--- RECORDS FOR THE EXERCISE ---
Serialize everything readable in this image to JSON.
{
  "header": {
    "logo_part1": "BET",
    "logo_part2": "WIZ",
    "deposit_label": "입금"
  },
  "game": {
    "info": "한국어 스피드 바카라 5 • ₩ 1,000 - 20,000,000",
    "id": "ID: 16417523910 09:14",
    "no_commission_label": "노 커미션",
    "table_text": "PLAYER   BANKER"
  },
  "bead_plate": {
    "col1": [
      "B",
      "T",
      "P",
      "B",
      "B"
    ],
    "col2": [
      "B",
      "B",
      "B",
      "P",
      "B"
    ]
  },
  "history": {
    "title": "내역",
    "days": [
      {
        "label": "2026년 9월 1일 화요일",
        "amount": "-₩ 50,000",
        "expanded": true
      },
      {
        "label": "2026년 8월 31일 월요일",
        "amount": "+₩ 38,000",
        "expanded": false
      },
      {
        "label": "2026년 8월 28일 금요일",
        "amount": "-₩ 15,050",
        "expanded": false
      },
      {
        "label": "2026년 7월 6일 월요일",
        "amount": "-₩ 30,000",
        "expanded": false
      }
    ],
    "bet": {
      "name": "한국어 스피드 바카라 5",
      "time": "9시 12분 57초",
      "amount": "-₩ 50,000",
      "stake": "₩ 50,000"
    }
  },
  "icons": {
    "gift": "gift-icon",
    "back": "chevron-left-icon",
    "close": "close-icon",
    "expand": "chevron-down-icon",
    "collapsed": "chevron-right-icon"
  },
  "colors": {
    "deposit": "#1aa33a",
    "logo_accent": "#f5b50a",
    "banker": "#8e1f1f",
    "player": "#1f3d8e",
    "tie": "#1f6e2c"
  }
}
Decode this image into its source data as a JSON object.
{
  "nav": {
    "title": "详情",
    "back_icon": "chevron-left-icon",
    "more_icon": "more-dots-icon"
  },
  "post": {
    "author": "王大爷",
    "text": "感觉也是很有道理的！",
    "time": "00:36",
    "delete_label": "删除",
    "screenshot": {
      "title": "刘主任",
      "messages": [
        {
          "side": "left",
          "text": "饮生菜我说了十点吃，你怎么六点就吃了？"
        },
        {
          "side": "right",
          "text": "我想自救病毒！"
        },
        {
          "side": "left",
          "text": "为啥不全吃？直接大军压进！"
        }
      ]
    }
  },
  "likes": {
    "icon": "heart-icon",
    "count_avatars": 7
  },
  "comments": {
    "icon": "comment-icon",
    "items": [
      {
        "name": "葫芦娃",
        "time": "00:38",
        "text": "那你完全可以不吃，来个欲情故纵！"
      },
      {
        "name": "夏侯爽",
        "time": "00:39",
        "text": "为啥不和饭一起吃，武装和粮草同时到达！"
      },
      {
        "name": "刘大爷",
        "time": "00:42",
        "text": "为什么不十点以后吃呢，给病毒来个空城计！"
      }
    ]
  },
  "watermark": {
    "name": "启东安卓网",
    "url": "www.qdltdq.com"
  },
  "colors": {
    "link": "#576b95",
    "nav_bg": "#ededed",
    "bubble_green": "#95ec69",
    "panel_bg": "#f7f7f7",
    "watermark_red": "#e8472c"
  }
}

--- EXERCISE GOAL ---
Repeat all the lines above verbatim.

--- EXERCISE ANSWER ---
Serialize everything readable in this image to JSON.
{
  "header": {
    "logo_part1": "BET",
    "logo_part2": "WIZ",
    "deposit_label": "입금"
  },
  "game": {
    "info": "한국어 스피드 바카라 5 • ₩ 1,000 - 20,000,000",
    "id": "ID: 16417523910 09:14",
    "no_commission_label": "노 커미션",
    "table_text": "PLAYER   BANKER"
  },
  "bead_plate": {
    "col1": [
      "B",
      "T",
      "P",
      "B",
      "B"
    ],
    "col2": [
      "B",
      "B",
      "B",
      "P",
      "B"
    ]
  },
  "history": {
    "title": "내역",
    "days": [
      {
        "label": "2026년 9월 1일 화요일",
        "amount": "-₩ 50,000",
        "expanded": true
      },
      {
        "label": "2026년 8월 31일 월요일",
        "amount": "+₩ 38,000",
        "expanded": false
      },
      {
        "label": "2026년 8월 28일 금요일",
        "amount": "-₩ 15,050",
        "expanded": false
      },
      {
        "label": "2026년 7월 6일 월요일",
        "amount": "-₩ 30,000",
        "expanded": false
      }
    ],
    "bet": {
      "name": "한국어 스피드 바카라 5",
      "time": "9시 12분 57초",
      "amount": "-₩ 50,000",
      "stake": "₩ 50,000"
    }
  },
  "icons": {
    "gift": "gift-icon",
    "back": "chevron-left-icon",
    "close": "close-icon",
    "expand": "chevron-down-icon",
    "collapsed": "chevron-right-icon"
  },
  "colors": {
    "deposit": "#1aa33a",
    "logo_accent": "#f5b50a",
    "banker": "#8e1f1f",
    "player": "#1f3d8e",
    "tie": "#1f6e2c"
  }
}
Decode this image into its source data as a JSON object.
{
  "nav": {
    "title": "详情",
    "back_icon": "chevron-left-icon",
    "more_icon": "more-dots-icon"
  },
  "post": {
    "author": "王大爷",
    "text": "感觉也是很有道理的！",
    "time": "00:36",
    "delete_label": "删除",
    "screenshot": {
      "title": "刘主任",
      "messages": [
        {
          "side": "left",
          "text": "饮生菜我说了十点吃，你怎么六点就吃了？"
        },
        {
          "side": "right",
          "text": "我想自救病毒！"
        },
        {
          "side": "left",
          "text": "为啥不全吃？直接大军压进！"
        }
      ]
    }
  },
  "likes": {
    "icon": "heart-icon",
    "count_avatars": 7
  },
  "comments": {
    "icon": "comment-icon",
    "items": [
      {
        "name": "葫芦娃",
        "time": "00:38",
        "text": "那你完全可以不吃，来个欲情故纵！"
      },
      {
        "name": "夏侯爽",
        "time": "00:39",
        "text": "为啥不和饭一起吃，武装和粮草同时到达！"
      },
      {
        "name": "刘大爷",
        "time": "00:42",
        "text": "为什么不十点以后吃呢，给病毒来个空城计！"
      }
    ]
  },
  "watermark": {
    "name": "启东安卓网",
    "url": "www.qdltdq.com"
  },
  "colors": {
    "link": "#576b95",
    "nav_bg": "#ededed",
    "bubble_green": "#95ec69",
    "panel_bg": "#f7f7f7",
    "watermark_red": "#e8472c"
  }
}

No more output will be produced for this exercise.